The proposal to raise the qualifying age for free prescriptions in England from 60 to 66 is estimated by the DHSC to save the NHS £198-£257m p.a. (a tiny fraction of the NHS £212.1bn budget) (2). However, this estimate does not take into account the extra costs to local health services from addressing the more complex issues that will arise for the patients who feel unable to afford their medication.
These patients are more likely to live in more deprived communities, with services that are more overstretched and under-resourced than in more affluent areas. The letter emphasizes that the proposal is likely to widen these health inequalities as there are no specific measures in place to direct the money saved by this proposal to less favoured localities.
For many older people who already struggle to meet basic living costs, this additional levy on poor health could prevent them from managing their health conditions, especially if they are on a modest income but still above the benefits line.
“The money the Government raises if it goes ahead with this proposal will be easily outweighed by the additional costs to the NHS if, as is predictable, some people fail to take their medication and become sicker, more quickly. Tens of thousands may require hospital treatment due to rationing what they take, so this really is a bad idea that will hit people who are poorly and on modest incomes hardest of all.
“Once we reach our early to mid-sixties many of us are advised by our doctors to take medicines that are proven to keep potentially serious health conditions safely under control. If the Government goes ahead with its proposal, it is clear that some people will be reluctant to act on symptoms or get a diagnosis, for fear they will be unable to afford long term, symptom relieving or even in some cases lifesaving medication. The Government should definitely think again.” –Caroline Abrahams, Charity Director at Age UK, said:
The Sickle Cell Society is dedicated to working to see an end to prescription charges for people living with sickle cell.
Check out our report ‘End the Blood Tax’ a report from the Sickle Cell and Thalassaemia All-Party Parliamentary Group (SCTAPPG) which investigates the impact prescription charges are having on people living with those conditions: www.sicklecellsociety.org/endthebloodtax/

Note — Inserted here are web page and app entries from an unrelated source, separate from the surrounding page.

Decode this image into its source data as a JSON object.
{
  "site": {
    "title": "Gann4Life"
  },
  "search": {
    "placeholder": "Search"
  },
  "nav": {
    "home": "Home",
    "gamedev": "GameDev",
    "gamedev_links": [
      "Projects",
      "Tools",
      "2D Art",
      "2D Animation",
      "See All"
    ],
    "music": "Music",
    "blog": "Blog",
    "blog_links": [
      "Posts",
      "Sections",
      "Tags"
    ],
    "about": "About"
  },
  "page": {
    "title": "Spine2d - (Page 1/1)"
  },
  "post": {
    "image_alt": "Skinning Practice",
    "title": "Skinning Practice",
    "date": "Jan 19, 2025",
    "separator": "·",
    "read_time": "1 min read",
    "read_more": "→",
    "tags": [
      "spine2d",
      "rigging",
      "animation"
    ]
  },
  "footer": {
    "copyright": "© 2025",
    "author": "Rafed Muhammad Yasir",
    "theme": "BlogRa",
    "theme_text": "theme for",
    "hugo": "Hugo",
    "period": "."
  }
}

You can also sign this petition ‘Add Sickle Cell to the Prescription Charge Exemption List’: petition.parliament.uk/petitions/588355
1, Source: Age UK analysis based on assumptions from the Department for Health & Social Care (DHSC) document “Impact assessment: increasing the upper age exemption for prescription charges in line with the state pension age” and the Office for National Statistic (ONS) 2020 mid-year population estimates. The ONS estimate there are 3,767,959 million people aged 60 to 65 in the UK. The DHSC estimate that 66% of people aged 60 to 65 will not qualify for free prescriptions if the age at which free prescriptions is available is raised immediately from 60 to 66. The DHSC assume as their central scenario that 15% these people will not fully adhere to taking their prescribed medicine. This means that 354,376 people (3,767,959*66%*15%) will not fully adhere to taking their prescribed medicine if the age at which free prescriptions is available is raised immediately from 60 to 66. The DHSC document notes that a survey by Asthma UK found 13% of respondents who said that they were cutting back on their medicine due to the cost required hospital treatment as a result of skipping their medicine. Assuming this figure applies across the board, it will means that on a central scenario 46,069 people (354,376*13%) could require hospital treatment from having to cut back on taking prescribed medicines because of the cost increase from the age at which free prescriptions are available is raised immediately from 60 to 66.
2, The NHS £212.1bn budget includes approximately £60 billion of additional COVID spending.